Dedicated to the open sharing of information and ideas on the economy, ecology, science, and legal equities of fly ash - one of the planet's most abundant materials.
(Equipment World 9-12-2011) The cost to build roads, runways and bridges would increase by an estimated $104.6 billion throughout the next 20 years if coal fly ash is no longer available as a transportation construction building material, according to a new study by the American Road & Transportation Builders Association’s Transportation Development Foundation (ARTBA-TDF).
(MIT News 8-29-2011) Concrete is one of the most extensively used materials worldwide — on average, more than two tons per year of the rock-like stuff is produced for every man, woman and child on Earth, making its use second only to water. And that vast amount of new concrete is responsible for somewhere between 5 and 10 percent of global greenhouse gas emissions, making it a significant target for improvements.
(National Geographic 8-15-2011) People don't usually see the ash left over from the electricity that's burned when they turn on their lights or run their air conditioners.
But at coal power plants, fly ash builds up every day, laced with heavy metals and toxins—one of the most difficult waste-management issues in the developed world.
(Energybiz 8-10-2011) Congress is on respite. But the Environmental Protection Agency is on guard.

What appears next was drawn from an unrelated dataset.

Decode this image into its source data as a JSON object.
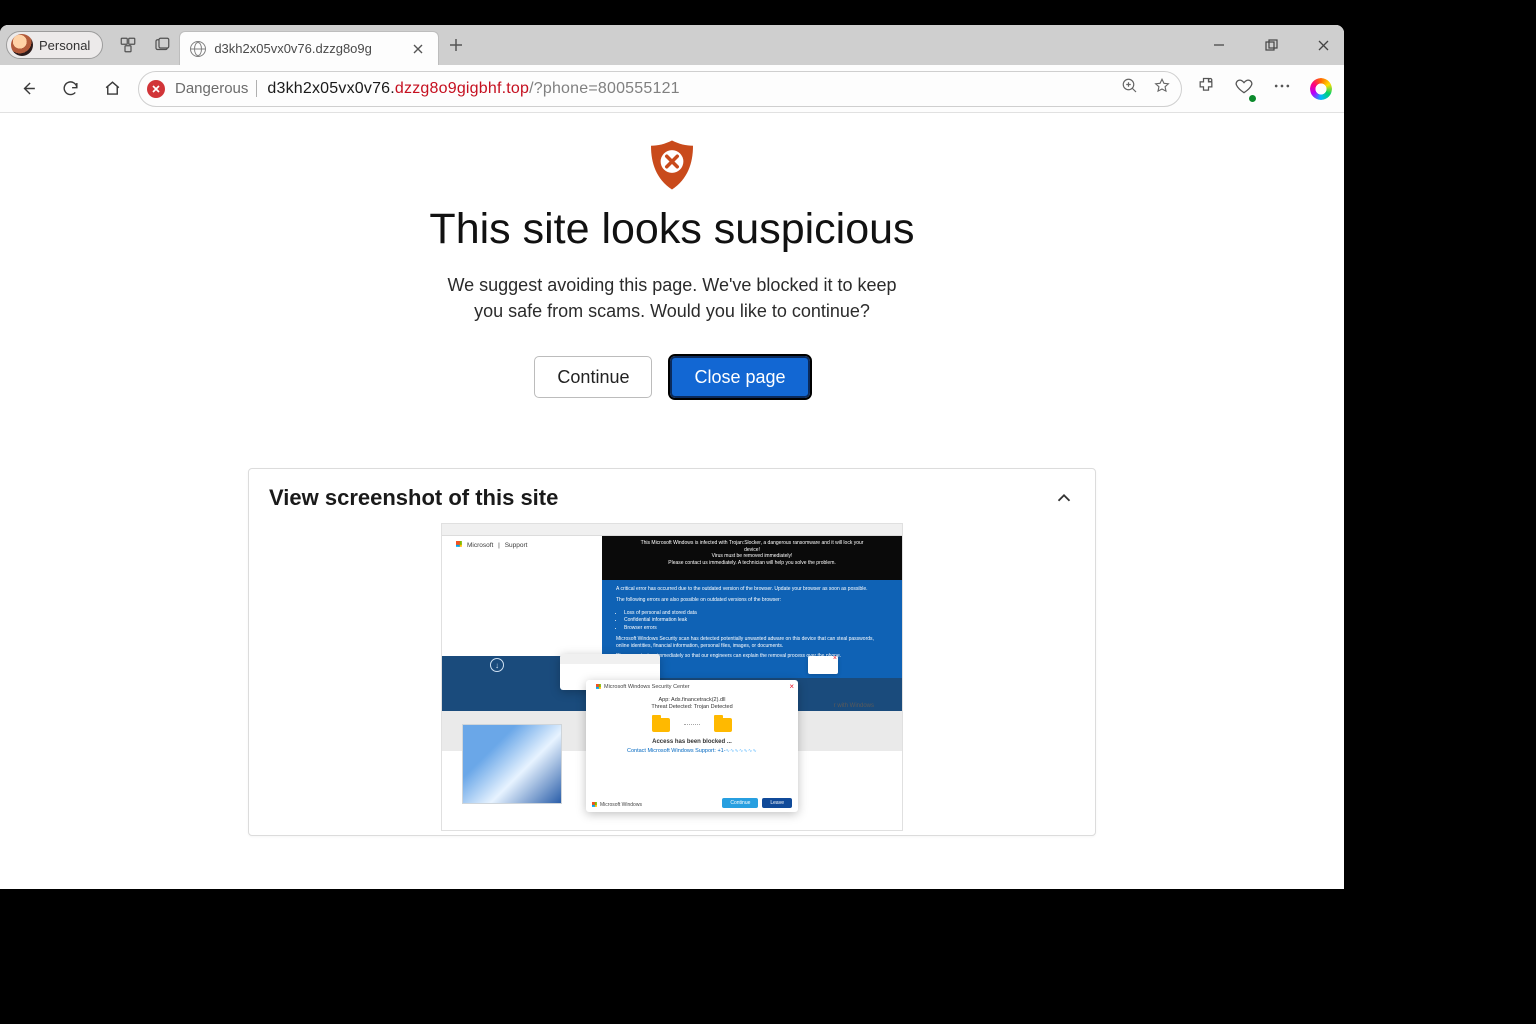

Even before the contentious debt deal the regulatory body has been on the defensive and trying to fend off attacks from industry and those lawmakers who feel the body has gone too far and too fast.
(Lawrence Journal 7-25-2011) A new audit out of Lawrence City Hall has found that changes to design standards made by the city in 2003 have improved the quality of city streets.
“They are lasting longer,” said City Auditor Michael Eglinski, who conducts performance audits of topics selected by the City Commission. “The changes should produce better streets, but it is going to take awhile.”
(Electric Co-op 7-18-2011) The House Energy and Commerce Committee has voted to advance legislation to block the Environmental Protection Agency from regulating coal ash as a hazardous waste.
The committee approved a bill July 13 that would set up a new state-run plan to handle coal combustion residuals, a byproduct of coal-based plants that is commonly recycled as building and construction materials.
(Electric Co-op 6-27-2011) A House subcommittee has taken the first legislative step toward blocking the Environmental Protection Agency from classifying coal ash as a hazardous waste.
Saying EPA’s proposal would lead to high energy costs and stymie coal ash recycling in construction materials, the House Subcommittee on Energy and the Environment approved a new, state-driven plan to regulate handling and disposal of the material.
(Aggregate Research 6-22-2011) Geopolymer concrete, or green concrete, is part of a movement to create construction materials that have a reduced impact on the environment. It is made from a combination of an inorganic polymer and 25 to 100 percent industrial waste. Here is a list of 4 benefits to using green concrete for your next project.
1. Lasts Longer
(Wheeling News 6-21-2011) A bill to stop the regulation of fly ash as a hazardous material should come to a vote before a House subcommittee today, said the bill's sponsor, U.S. Rep. David McKinley.
(Huffington Post 6-16-2011) An industry-funded report released late Wednesday suggests that federal regulation of coal combustion residuals, or coal ash, currently being considered by the Environmental Protection Agency would result in as many as 316,000 lost jobs and as much as $110 billion in lost economic activity over a 20-year period.